━━━ RECORDS SUPPLIED
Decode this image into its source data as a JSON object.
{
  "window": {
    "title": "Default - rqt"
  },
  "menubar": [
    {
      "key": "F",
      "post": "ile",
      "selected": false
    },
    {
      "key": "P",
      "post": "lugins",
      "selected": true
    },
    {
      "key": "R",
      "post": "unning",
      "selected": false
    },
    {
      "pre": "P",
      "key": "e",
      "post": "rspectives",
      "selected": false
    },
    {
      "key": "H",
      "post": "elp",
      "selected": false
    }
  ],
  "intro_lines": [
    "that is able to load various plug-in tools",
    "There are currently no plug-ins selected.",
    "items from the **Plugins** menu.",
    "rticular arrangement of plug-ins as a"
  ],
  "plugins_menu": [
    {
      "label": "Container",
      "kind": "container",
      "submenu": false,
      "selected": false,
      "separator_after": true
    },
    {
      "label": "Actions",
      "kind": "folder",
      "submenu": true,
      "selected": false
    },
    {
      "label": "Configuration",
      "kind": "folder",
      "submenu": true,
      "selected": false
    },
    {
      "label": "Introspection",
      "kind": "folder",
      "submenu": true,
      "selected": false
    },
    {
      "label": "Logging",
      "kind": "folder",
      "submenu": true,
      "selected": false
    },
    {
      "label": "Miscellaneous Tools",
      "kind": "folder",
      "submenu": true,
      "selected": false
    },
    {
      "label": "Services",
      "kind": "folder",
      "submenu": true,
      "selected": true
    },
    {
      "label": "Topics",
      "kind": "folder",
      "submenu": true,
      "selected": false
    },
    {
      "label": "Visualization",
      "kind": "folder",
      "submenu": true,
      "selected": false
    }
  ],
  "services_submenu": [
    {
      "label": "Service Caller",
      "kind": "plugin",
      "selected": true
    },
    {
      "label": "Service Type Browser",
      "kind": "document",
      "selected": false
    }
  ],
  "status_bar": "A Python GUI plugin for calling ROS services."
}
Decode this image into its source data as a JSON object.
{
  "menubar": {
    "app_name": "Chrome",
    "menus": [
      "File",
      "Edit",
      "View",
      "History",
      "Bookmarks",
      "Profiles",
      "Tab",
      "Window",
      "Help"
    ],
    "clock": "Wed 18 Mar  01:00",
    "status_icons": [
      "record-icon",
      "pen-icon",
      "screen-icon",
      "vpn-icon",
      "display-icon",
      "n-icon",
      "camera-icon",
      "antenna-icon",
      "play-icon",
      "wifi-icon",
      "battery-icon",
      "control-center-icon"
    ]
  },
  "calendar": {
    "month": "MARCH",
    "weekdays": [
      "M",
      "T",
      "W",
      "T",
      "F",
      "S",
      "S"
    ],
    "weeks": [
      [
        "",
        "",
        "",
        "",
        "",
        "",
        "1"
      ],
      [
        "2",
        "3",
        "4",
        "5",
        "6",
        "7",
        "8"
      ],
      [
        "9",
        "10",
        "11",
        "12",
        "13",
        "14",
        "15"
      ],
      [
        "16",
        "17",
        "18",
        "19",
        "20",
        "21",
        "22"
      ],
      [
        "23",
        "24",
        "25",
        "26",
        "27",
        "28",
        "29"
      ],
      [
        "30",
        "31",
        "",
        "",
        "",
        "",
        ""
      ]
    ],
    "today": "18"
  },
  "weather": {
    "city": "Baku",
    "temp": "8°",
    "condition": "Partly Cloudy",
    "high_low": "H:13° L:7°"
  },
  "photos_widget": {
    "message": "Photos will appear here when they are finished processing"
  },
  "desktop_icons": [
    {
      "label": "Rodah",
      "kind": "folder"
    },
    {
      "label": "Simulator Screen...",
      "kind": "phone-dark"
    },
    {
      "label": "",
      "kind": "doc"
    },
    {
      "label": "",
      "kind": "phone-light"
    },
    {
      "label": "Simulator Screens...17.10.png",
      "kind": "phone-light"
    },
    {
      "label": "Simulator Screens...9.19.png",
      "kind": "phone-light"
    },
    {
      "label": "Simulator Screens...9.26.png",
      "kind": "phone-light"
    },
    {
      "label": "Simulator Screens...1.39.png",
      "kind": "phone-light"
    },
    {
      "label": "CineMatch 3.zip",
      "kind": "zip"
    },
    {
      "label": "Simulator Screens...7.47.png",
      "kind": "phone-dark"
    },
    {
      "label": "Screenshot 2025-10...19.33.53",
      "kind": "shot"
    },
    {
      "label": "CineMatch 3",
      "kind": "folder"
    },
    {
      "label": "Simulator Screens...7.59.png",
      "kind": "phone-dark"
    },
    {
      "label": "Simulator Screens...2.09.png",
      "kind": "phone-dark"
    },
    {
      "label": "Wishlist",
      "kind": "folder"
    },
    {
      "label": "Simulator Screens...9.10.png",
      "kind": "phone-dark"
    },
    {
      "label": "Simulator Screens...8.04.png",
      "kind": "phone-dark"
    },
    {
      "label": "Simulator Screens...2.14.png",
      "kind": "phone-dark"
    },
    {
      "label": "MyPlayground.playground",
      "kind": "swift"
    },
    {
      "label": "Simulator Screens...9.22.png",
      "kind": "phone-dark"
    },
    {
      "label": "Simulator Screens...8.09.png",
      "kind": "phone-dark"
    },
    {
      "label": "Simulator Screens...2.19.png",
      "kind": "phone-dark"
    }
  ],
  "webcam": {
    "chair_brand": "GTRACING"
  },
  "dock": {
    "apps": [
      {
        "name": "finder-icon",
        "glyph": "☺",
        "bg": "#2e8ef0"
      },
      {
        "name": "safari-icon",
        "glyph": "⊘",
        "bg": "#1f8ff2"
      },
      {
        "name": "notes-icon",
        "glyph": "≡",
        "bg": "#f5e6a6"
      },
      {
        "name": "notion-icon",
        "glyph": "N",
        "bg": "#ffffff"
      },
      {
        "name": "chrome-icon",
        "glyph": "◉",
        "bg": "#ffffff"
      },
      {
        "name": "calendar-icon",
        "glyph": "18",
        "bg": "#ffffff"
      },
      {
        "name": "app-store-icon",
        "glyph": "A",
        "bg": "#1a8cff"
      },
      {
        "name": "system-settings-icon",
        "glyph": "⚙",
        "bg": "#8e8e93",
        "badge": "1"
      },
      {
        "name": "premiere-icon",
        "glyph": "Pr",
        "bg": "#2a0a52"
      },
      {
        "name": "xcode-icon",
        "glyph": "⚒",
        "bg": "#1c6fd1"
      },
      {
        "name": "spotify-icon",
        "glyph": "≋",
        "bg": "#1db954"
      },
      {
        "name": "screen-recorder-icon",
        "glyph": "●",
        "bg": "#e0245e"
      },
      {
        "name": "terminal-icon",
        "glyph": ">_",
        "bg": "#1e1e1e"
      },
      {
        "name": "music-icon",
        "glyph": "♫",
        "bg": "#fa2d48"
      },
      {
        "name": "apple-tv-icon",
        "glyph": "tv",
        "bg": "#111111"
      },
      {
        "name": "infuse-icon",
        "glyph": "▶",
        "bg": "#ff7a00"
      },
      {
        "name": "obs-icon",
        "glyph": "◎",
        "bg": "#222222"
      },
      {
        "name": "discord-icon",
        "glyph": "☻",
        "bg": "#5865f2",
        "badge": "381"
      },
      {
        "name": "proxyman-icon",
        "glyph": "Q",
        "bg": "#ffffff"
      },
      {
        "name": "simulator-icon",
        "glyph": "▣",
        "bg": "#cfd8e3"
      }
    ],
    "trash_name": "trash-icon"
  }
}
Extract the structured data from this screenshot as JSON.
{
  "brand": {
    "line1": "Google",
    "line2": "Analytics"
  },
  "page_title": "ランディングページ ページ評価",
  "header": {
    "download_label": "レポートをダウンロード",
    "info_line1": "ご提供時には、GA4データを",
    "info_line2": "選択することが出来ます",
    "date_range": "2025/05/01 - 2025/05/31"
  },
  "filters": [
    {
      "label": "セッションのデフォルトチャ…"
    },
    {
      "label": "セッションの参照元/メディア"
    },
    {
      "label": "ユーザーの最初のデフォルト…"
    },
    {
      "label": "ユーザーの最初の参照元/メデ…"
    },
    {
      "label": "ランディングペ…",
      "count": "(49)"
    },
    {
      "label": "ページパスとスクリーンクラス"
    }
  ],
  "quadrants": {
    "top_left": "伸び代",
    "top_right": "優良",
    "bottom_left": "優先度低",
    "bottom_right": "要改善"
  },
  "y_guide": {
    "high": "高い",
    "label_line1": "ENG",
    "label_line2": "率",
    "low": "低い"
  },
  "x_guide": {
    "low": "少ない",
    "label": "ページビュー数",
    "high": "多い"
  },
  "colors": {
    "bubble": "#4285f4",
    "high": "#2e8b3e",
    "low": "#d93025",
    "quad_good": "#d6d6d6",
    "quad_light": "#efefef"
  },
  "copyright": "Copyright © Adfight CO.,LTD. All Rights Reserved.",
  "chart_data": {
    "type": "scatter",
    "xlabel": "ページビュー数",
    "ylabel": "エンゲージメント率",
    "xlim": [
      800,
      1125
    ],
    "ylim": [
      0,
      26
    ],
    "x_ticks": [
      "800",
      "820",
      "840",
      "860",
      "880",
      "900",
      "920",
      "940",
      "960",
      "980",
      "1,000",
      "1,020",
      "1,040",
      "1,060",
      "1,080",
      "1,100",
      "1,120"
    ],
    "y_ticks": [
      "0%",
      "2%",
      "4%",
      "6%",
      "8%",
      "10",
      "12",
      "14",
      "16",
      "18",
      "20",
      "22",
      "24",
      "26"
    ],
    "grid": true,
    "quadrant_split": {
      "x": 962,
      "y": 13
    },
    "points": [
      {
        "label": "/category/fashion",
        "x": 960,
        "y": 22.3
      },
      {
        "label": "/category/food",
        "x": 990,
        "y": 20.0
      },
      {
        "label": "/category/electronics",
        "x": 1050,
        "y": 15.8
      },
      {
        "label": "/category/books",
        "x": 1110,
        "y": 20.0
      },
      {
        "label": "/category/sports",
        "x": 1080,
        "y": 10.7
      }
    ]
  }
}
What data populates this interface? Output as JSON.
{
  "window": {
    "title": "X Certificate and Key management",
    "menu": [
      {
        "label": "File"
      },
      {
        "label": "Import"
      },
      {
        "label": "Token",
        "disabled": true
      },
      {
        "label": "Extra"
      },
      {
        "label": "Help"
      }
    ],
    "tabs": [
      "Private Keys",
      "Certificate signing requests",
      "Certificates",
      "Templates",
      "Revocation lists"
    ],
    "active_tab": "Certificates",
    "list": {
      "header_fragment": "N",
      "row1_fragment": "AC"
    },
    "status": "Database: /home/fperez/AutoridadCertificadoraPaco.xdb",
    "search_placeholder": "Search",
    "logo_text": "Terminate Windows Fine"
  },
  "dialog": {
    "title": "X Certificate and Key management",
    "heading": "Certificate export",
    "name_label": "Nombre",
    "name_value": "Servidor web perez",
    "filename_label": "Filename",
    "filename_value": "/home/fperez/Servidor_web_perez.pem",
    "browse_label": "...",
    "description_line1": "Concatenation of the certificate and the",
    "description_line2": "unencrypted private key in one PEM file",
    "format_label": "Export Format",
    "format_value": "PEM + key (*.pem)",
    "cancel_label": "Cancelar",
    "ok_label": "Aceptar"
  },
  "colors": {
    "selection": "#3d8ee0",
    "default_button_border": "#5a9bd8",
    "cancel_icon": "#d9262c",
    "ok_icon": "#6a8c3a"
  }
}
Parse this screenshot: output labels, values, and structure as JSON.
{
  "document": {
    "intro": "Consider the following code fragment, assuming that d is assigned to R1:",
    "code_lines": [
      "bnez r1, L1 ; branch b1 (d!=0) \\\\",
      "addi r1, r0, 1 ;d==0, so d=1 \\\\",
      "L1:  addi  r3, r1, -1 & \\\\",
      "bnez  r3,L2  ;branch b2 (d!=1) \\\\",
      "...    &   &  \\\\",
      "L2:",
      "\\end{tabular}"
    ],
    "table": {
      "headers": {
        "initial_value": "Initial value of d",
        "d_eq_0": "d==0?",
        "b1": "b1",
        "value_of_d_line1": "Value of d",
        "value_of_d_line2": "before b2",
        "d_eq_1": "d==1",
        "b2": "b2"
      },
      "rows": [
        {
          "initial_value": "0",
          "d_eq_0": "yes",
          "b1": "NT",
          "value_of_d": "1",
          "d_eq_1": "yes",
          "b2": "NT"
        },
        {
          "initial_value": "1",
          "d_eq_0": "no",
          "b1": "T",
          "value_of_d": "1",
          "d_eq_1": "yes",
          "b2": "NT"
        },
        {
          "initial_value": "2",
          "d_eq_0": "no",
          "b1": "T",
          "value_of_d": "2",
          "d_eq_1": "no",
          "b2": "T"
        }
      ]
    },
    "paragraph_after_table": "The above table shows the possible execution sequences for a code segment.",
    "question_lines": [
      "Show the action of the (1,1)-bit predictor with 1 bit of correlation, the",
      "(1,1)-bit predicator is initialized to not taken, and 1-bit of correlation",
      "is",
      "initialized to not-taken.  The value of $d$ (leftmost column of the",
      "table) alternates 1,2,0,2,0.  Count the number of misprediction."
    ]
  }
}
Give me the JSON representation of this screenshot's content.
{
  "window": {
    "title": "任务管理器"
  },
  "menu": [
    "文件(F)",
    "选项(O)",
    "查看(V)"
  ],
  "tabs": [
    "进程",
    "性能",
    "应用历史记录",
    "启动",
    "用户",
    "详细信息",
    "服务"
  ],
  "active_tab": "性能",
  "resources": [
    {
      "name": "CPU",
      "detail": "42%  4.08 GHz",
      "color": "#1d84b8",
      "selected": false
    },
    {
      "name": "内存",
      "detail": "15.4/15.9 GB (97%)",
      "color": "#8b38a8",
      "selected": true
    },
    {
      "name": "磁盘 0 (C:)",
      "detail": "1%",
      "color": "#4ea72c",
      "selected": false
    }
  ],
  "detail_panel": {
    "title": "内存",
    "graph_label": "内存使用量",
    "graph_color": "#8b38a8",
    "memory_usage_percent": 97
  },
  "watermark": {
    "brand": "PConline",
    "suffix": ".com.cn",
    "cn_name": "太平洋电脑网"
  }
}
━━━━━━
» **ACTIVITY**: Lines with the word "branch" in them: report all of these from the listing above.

» **RESULT OF THE TASK**:
      "bnez r1, L1 ; branch b1 (d!=0) \\\\",
      "bnez  r3,L2  ;branch b2 (d!=1) \\\\",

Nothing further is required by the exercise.